* _Task item_: In the data below, find every line that has the string "Games", and copy it.

[Items from an interface collection]
□ □ □ □
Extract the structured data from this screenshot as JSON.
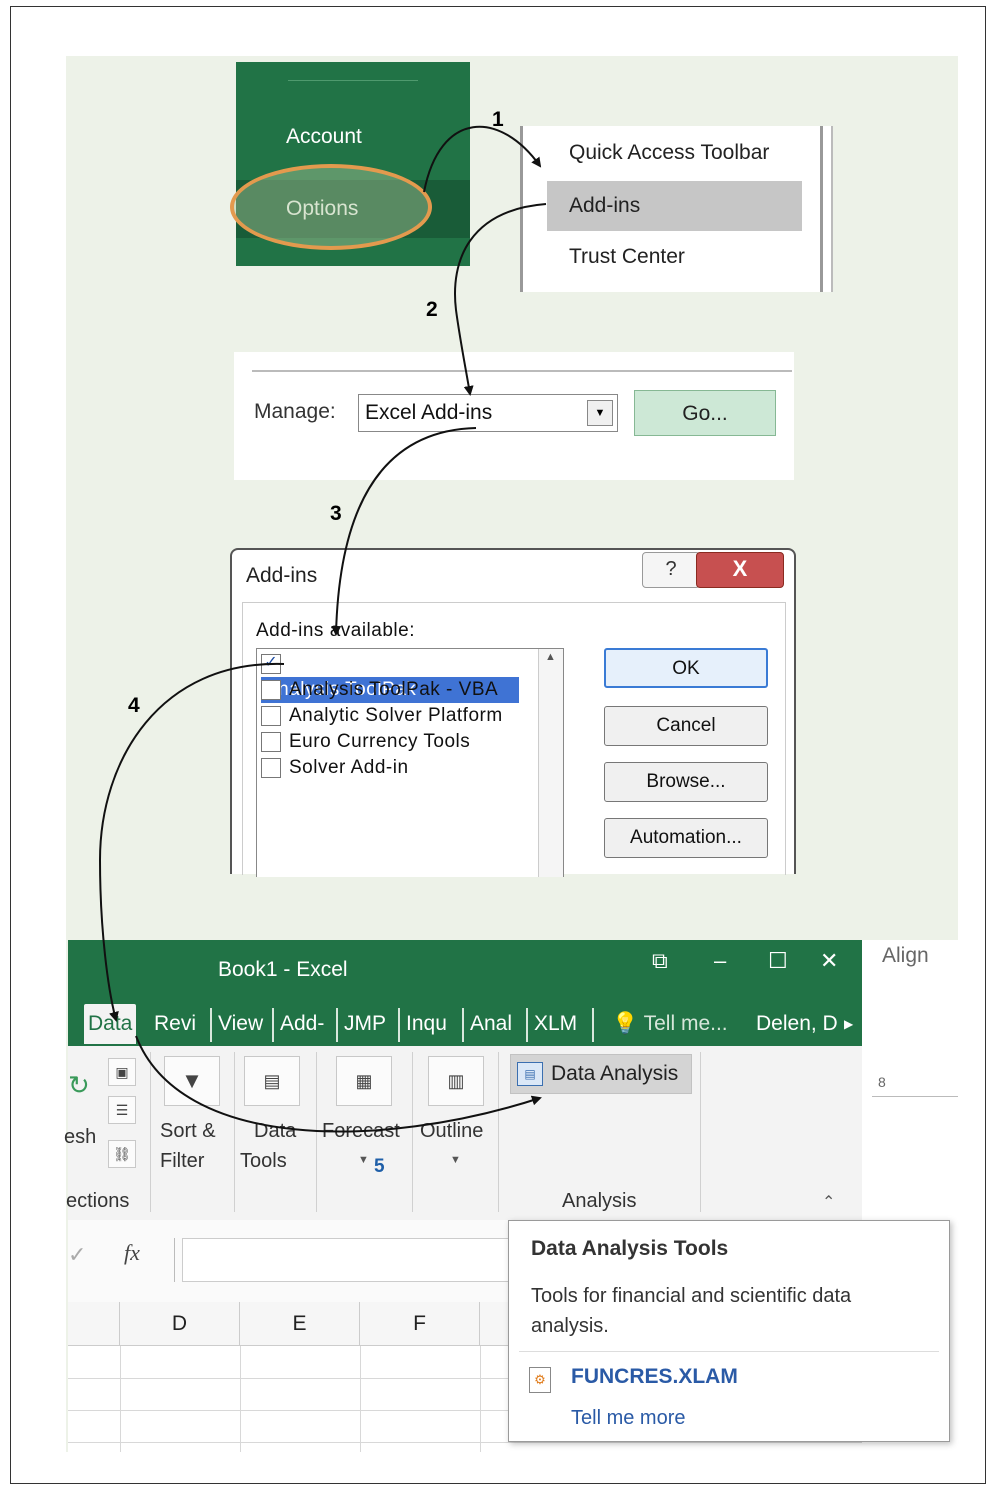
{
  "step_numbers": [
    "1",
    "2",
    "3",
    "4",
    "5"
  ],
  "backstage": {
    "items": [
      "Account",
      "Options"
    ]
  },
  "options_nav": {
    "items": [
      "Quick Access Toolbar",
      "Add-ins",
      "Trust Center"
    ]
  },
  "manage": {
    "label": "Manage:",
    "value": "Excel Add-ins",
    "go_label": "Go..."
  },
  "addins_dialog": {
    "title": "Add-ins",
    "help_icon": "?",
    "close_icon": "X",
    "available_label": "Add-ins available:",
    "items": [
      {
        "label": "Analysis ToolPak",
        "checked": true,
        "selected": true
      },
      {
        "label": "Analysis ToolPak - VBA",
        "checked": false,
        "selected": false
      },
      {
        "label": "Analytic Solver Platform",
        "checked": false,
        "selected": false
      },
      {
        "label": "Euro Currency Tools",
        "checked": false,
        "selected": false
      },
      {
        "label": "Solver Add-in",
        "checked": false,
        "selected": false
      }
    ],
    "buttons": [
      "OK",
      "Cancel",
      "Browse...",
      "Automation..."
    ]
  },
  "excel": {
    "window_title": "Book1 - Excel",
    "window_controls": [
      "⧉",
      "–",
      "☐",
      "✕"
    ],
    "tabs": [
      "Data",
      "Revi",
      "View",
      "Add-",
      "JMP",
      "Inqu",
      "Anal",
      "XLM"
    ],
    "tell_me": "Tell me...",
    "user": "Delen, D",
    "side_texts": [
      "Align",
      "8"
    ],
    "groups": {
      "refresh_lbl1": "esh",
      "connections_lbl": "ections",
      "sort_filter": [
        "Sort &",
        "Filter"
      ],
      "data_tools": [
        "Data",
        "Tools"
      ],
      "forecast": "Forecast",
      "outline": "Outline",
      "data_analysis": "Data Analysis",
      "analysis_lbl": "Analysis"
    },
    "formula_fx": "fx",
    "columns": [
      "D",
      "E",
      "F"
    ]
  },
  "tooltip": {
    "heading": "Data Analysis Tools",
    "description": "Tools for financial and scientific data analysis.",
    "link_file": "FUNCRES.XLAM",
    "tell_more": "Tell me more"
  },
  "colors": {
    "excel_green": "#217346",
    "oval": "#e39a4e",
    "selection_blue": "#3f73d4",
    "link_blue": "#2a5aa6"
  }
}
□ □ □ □
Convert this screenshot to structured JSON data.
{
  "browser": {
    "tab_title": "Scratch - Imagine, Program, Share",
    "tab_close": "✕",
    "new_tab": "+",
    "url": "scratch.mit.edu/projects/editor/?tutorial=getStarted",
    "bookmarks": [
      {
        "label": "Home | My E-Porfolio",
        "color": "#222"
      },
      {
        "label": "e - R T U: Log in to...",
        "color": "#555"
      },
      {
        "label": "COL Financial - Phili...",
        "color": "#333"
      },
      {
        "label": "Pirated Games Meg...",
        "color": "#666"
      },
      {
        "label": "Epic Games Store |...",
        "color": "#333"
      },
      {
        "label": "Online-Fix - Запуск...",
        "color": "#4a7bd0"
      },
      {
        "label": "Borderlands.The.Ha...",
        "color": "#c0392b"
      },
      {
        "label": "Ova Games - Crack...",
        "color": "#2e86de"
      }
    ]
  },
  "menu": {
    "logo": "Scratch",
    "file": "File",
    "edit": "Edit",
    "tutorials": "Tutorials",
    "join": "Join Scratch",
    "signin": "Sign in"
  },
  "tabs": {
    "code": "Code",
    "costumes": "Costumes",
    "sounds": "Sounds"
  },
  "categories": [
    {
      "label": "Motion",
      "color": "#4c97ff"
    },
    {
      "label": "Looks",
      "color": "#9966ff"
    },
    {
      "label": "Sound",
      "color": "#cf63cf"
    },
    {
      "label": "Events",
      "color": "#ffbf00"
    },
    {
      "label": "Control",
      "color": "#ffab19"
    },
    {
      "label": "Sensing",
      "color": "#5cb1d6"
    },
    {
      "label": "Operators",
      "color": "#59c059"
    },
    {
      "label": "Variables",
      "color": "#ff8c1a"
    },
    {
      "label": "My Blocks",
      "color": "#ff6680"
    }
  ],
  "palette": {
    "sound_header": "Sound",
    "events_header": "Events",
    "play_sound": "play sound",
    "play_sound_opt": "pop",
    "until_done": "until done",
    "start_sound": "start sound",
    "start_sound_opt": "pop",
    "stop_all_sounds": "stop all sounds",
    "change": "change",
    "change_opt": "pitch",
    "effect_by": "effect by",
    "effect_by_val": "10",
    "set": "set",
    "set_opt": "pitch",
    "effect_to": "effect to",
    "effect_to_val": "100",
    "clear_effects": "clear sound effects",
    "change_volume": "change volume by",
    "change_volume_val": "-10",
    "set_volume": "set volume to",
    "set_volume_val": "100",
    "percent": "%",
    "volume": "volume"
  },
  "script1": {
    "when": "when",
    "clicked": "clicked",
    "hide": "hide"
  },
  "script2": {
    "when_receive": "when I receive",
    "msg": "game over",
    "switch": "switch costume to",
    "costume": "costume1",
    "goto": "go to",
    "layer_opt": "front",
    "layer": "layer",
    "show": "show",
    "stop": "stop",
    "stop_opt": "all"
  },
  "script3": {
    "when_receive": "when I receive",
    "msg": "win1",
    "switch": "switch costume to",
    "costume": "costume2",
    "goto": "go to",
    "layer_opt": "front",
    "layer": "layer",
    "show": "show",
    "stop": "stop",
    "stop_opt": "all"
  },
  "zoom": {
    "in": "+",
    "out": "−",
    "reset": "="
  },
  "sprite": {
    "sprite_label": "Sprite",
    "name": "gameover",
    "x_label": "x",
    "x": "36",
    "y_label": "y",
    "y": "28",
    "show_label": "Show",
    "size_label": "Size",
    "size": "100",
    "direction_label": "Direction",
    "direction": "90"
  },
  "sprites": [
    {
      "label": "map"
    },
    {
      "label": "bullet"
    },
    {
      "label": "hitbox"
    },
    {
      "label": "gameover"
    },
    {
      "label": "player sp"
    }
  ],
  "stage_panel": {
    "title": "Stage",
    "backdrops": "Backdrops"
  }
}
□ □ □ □
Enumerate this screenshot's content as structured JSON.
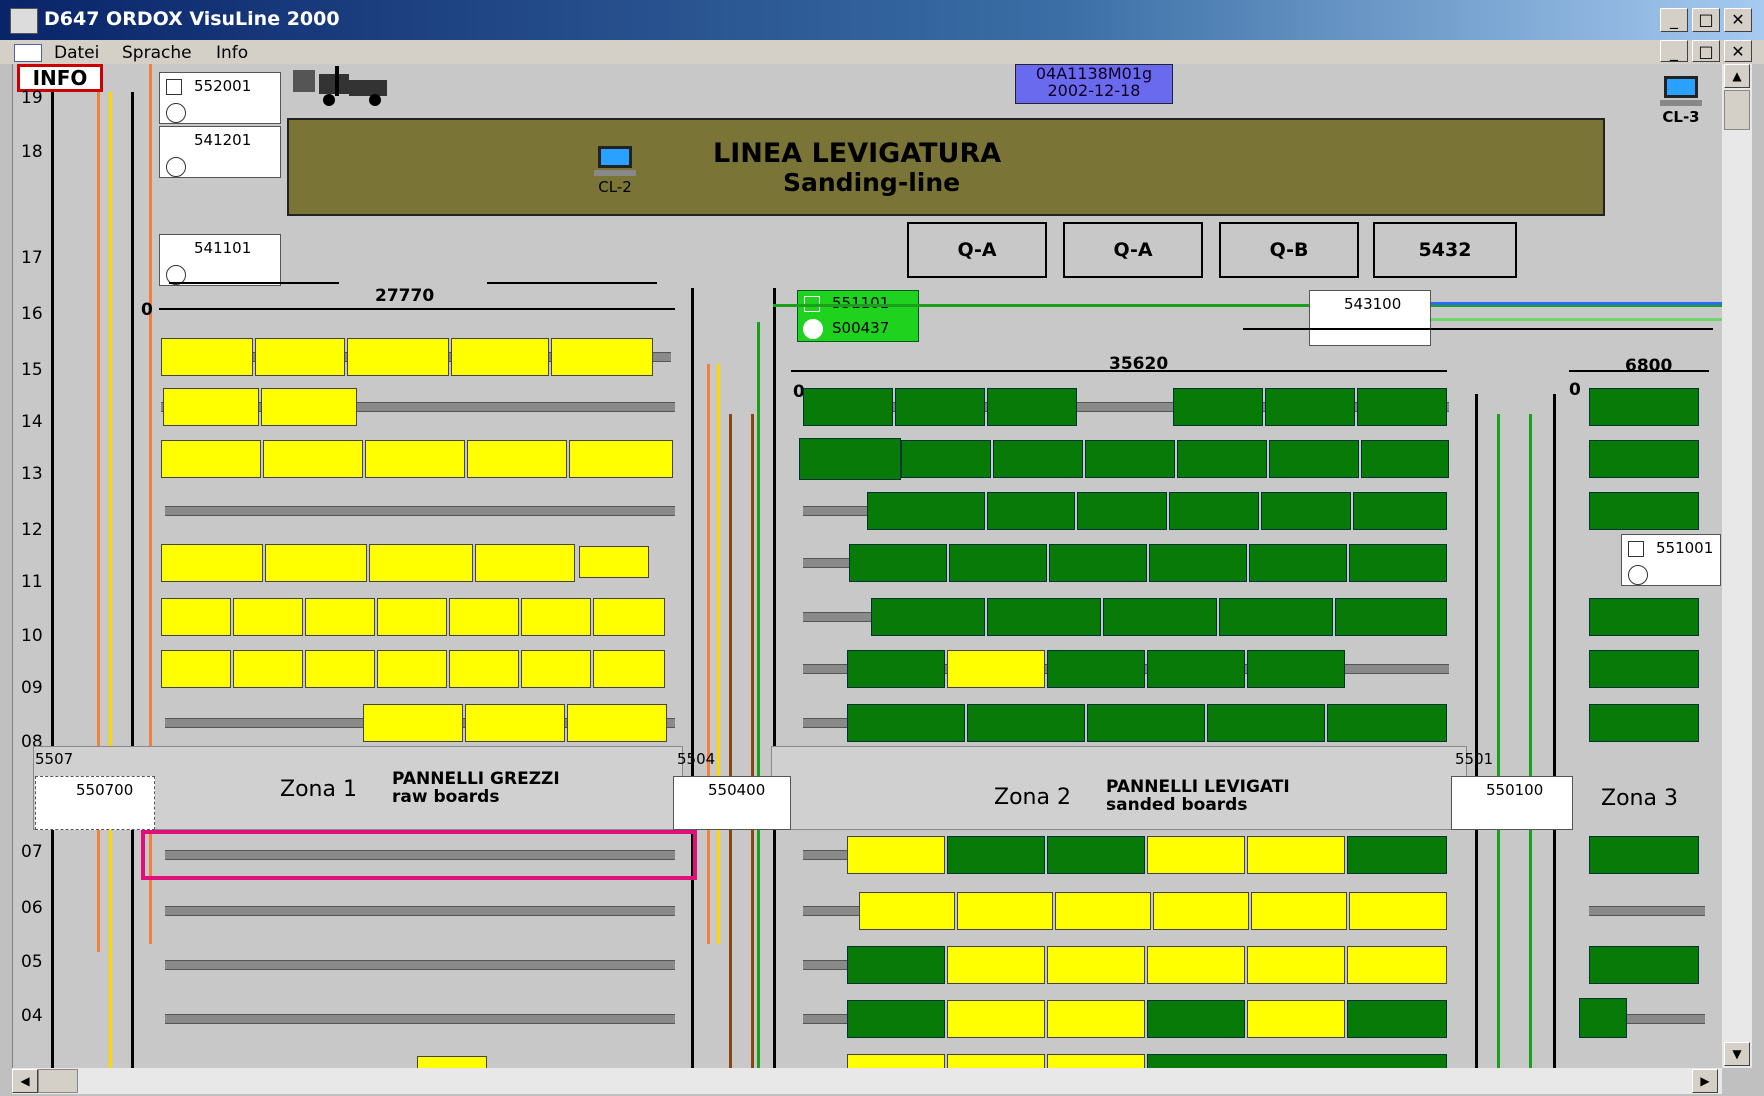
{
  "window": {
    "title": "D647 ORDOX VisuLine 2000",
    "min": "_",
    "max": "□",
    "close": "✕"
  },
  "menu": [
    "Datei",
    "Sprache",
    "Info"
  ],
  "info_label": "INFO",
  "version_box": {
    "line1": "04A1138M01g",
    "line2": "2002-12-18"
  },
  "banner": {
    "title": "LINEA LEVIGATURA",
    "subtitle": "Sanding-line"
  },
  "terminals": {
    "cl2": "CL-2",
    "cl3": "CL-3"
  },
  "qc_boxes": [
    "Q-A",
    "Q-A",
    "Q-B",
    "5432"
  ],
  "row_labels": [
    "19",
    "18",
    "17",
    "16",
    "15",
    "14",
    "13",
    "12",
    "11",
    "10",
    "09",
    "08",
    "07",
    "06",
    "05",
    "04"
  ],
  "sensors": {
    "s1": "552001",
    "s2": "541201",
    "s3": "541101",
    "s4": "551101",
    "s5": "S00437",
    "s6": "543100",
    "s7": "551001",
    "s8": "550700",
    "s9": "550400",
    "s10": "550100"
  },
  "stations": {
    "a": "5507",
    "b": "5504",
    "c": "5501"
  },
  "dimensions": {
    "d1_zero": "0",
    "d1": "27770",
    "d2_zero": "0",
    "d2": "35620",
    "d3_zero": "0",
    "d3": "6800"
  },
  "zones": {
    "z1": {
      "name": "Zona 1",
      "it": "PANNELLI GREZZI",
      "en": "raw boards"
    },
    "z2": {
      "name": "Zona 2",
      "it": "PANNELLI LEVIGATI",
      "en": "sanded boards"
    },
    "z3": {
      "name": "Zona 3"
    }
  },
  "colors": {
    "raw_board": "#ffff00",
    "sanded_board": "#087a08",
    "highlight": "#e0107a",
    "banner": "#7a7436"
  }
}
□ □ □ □
* _Task solution_:
        "label": "Pirated Games Meg...",
        "label": "Epic Games Store |...",
        "label": "Ova Games - Crack...",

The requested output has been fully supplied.